A recent recommendation by subject-matter Experts breaks the myth that giving your baby Fruit Juice during their first year is good for their health. Pediatricians say that children below 12 months should not be given any type of juice. The American Academy of Pediatrics (AAP) has recently changed a recommendation made in 2001 about giving fruit juice to babies. Doctors say that it is important that human milk or infant formula should be the sole source of nutrition for babies until their sixth month. The organization has previously announced that parents should wait until a child is six months old before fruit juice is introduced, however, they revised their recommendation based on the increasing obesity rates as well as tooth cavity concerns.

Fruit juice has no beneficial role for kids below 1

Dr. Steven A. Abrams, chairman of the Department of Pediatrics and co-author of this policy said that there is no need or any beneficial role for fruit juice, so they made the adjustment to their recommendation. According to the AAP, kids who are at a healthy weight may be given 100 percent fruit juice, but it should be in moderation, adding that it should only take up less than 50 percent of the recommended daily fruit servings. The guideline said that whole fruit is a much better way to get vitamins and nutrients because it has fiber. Whole fruit meals makes us feel fuller than juice, and therefore prevent eating too much.
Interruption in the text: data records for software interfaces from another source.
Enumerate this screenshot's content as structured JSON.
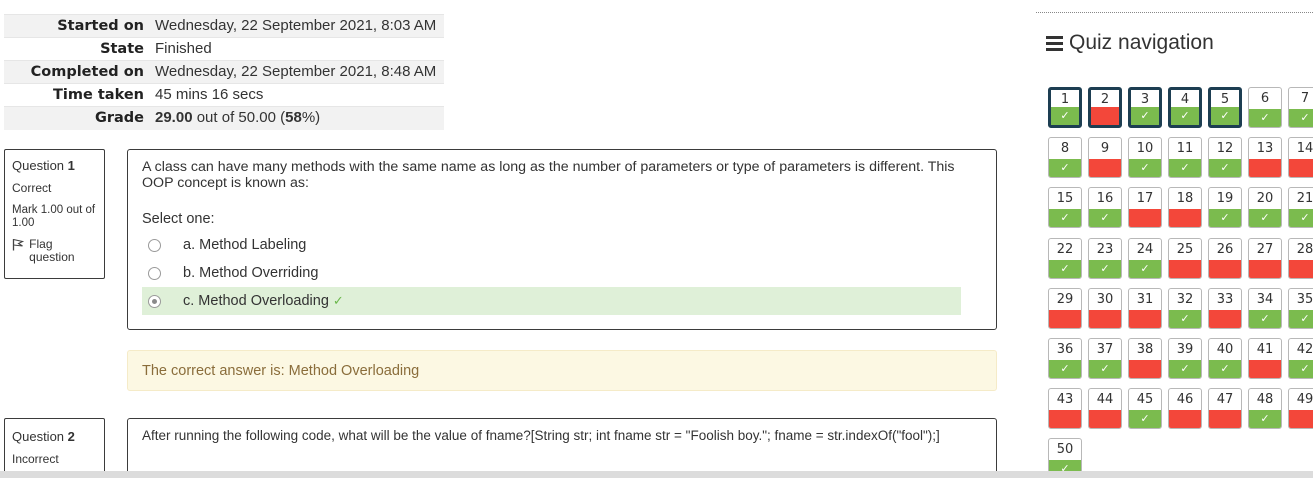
{
  "summary": [
    {
      "label": "Started on",
      "value": "Wednesday, 22 September 2021, 8:03 AM"
    },
    {
      "label": "State",
      "value": "Finished"
    },
    {
      "label": "Completed on",
      "value": "Wednesday, 22 September 2021, 8:48 AM"
    },
    {
      "label": "Time taken",
      "value": "45 mins 16 secs"
    },
    {
      "label": "Grade",
      "value_bold": "29.00",
      "value": " out of 50.00 (",
      "pct_bold": "58",
      "pct_tail": "%)"
    }
  ],
  "question1": {
    "label": "Question ",
    "number": "1",
    "state": "Correct",
    "mark": "Mark 1.00 out of 1.00",
    "flag": "Flag question",
    "text": "A class can have many methods with the same name as long as the number of parameters or type of parameters is different. This OOP concept is known as:",
    "prompt": "Select one:",
    "answers": [
      {
        "label": "a. Method Labeling",
        "checked": false
      },
      {
        "label": "b. Method Overriding",
        "checked": false
      },
      {
        "label": "c. Method Overloading",
        "checked": true
      }
    ],
    "feedback": "The correct answer is: Method Overloading"
  },
  "question2": {
    "label": "Question ",
    "number": "2",
    "state": "Incorrect",
    "text": "After running the following code, what will be the value of fname?[String str; int fname str = \"Foolish boy.\"; fname = str.indexOf(\"fool\");]"
  },
  "nav": {
    "title": "Quiz navigation",
    "icon": "bars-icon",
    "colors": {
      "correct": "#7bbb4e",
      "incorrect": "#f3473a",
      "current_border": "#1d3e52"
    },
    "buttons": [
      {
        "n": "1",
        "s": "correct",
        "current": true
      },
      {
        "n": "2",
        "s": "incorrect",
        "current": true
      },
      {
        "n": "3",
        "s": "correct",
        "current": true
      },
      {
        "n": "4",
        "s": "correct",
        "current": true
      },
      {
        "n": "5",
        "s": "correct",
        "current": true
      },
      {
        "n": "6",
        "s": "correct"
      },
      {
        "n": "7",
        "s": "correct"
      },
      {
        "n": "8",
        "s": "correct"
      },
      {
        "n": "9",
        "s": "incorrect"
      },
      {
        "n": "10",
        "s": "correct"
      },
      {
        "n": "11",
        "s": "correct"
      },
      {
        "n": "12",
        "s": "correct"
      },
      {
        "n": "13",
        "s": "incorrect"
      },
      {
        "n": "14",
        "s": "incorrect"
      },
      {
        "n": "15",
        "s": "correct"
      },
      {
        "n": "16",
        "s": "correct"
      },
      {
        "n": "17",
        "s": "incorrect"
      },
      {
        "n": "18",
        "s": "incorrect"
      },
      {
        "n": "19",
        "s": "correct"
      },
      {
        "n": "20",
        "s": "correct"
      },
      {
        "n": "21",
        "s": "correct"
      },
      {
        "n": "22",
        "s": "correct"
      },
      {
        "n": "23",
        "s": "correct"
      },
      {
        "n": "24",
        "s": "correct"
      },
      {
        "n": "25",
        "s": "incorrect"
      },
      {
        "n": "26",
        "s": "incorrect"
      },
      {
        "n": "27",
        "s": "incorrect"
      },
      {
        "n": "28",
        "s": "incorrect"
      },
      {
        "n": "29",
        "s": "incorrect"
      },
      {
        "n": "30",
        "s": "incorrect"
      },
      {
        "n": "31",
        "s": "incorrect"
      },
      {
        "n": "32",
        "s": "correct"
      },
      {
        "n": "33",
        "s": "incorrect"
      },
      {
        "n": "34",
        "s": "correct"
      },
      {
        "n": "35",
        "s": "correct"
      },
      {
        "n": "36",
        "s": "correct"
      },
      {
        "n": "37",
        "s": "correct"
      },
      {
        "n": "38",
        "s": "incorrect"
      },
      {
        "n": "39",
        "s": "correct"
      },
      {
        "n": "40",
        "s": "correct"
      },
      {
        "n": "41",
        "s": "incorrect"
      },
      {
        "n": "42",
        "s": "correct"
      },
      {
        "n": "43",
        "s": "incorrect"
      },
      {
        "n": "44",
        "s": "incorrect"
      },
      {
        "n": "45",
        "s": "correct"
      },
      {
        "n": "46",
        "s": "incorrect"
      },
      {
        "n": "47",
        "s": "incorrect"
      },
      {
        "n": "48",
        "s": "correct"
      },
      {
        "n": "49",
        "s": "incorrect"
      },
      {
        "n": "50",
        "s": "correct"
      }
    ]
  }
}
The relationship between fruit juice and tooth cavity

The policy statement also noted that children and teens are the top consumers of juice as well as juice drinks in the United States. Abrams said that parents have a tendency to stick a bottle or sippy cup in the kid's mouth and leave it all day - a practice which he said is not good for calorie-intake, much more with the child's teeth.

According to the AAP statement, giving your kids juice in bottles or covered cups may allow them to drink it easily, however, this practice is not good for developing teeth because it bathes teeth in sugar. When a baby is about six months old, fruits and vegetables may be introduced, but it should be pureed - without seeds or chunks - so the child can get used to the taste.

If you are worried that your child may not like fruits if they are not introduced early, experts say many exposures to fruits should help. A previous study said that giving daily tastes of vegetables over two weeks improve children's acceptance, and this could also be applied to introducing fruits.